The Breadvan – Ferrari 250 GT SWB #2819

Today’s unique vehicle came to be built after Count Giovanni Volpi di Misurata fell out with Enzo Ferrari for financing a rival Formula One team ATS which employed ex Ferrari personnel Carlo Chiti, Giotto Bizzarrini and World Champion driver the American Phil Hill.

#2819 started life as a regular Ferrari 250 GT SWB and was entered in the 1961 Tour de France by Ecurie Francochamps for Olivier Gendebien and Lucien Bianchi who finished 2nd. The car was then acquired by Count Giovanni Volpi di Misurata who’s Scuderia Serenissima di Venezia entered the 1961 Paris 1000 kms for Maurice Trintignant and Nino Vaccarella who finished 3rd.

Ferrari 250 GT SWB, Goodwood Festival Of Speed

Wanting a third vehicle to enter in his Le Mans team which included one 250 GTO, #3445 and a Ferrari TR/61, #0792TR which won at Sebring, but unable to secure a second 250 GTO from Ferrari, Count Volpi di Misurata had his 1961 250 GT SWB upgraded to 250 GTO spec by the very man responsible for conceiving the original 250 GT SWB and 250 GTO series Giotto Bizzarrini.

Allegedly in just 14 days Giotto Bizzarrini & Piero Drogo modified Count di Misurata’s 250 GT SWB by moving the dry sumped engine back 5 inches behind the front axle so that it could be mounted lower in the chassis. Piero Drogo came up with a staggeringly beautiful body with a cut off ‘Kamm’ tail which led to the name Breadvan. The finished car was 143 lbs lighter than the 250 GTO and 7 mph faster on the 4 mile Mulsanne straight at Le Mans.

Ferrari 250 GT SWB, Goodwood Festival Of Speed

The body of the 250 GT SWB Breadvan is so low that a plastic bubble was devised for the hood to cover the six Webber carburettors. The 276 horse power 2953 cc / 180 cui V12 engine weighed nearly half that of the contemporary XK straight six used by Jaguar in it’s D & E Type racers.

#2819 driven by Carlo Maria Abate and Colin Davis was leading the works 250 GTO’s in the 1962 Le Mans 24 Hours when it retired after four hours with drive shaft failure. After a 4th place finish at Brands Hatch for Abate, and 3rd place in Paris for Ludovico Scarfiotti and Davis the ‘Breadvan’ was used by Count di Misurata as a road car.

Ferrari 250 GT SWB, Goodwood Festival Of Speed

The original SWB body from #2819 was fitted to chassis #2439 by Scaglietti in 1962 after Gunnar Anderson had a couple of accidents at Falkenberg and Västkustloppet in Scandinavia.
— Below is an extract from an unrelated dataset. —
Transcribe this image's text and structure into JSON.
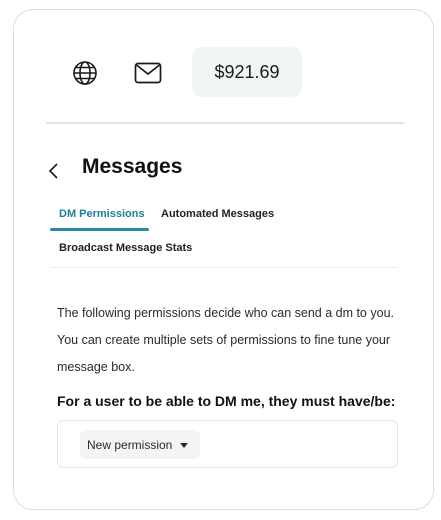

Apparently Count Volpi di Misurata lent The Breadvan to Gianni Agnelli, then head of FIAT, who had the vehicle painted black by his butler because it reminded him of a hearse, it is not noted if this had anything to do with then delicate state of Ferrari finances at the time, the Ferrari road car division was eventually absorbed by FIAT in 1969.

Thanks for joining me on this “The Breadvan Edition” of “Gettin’ a li’l psycho on tyres” I hope you will join me again tomorrow when I’ll be looking at Colin Chapmans 1968 turbo charged all wheel drive Indy challenger. Don’t forget to come back now !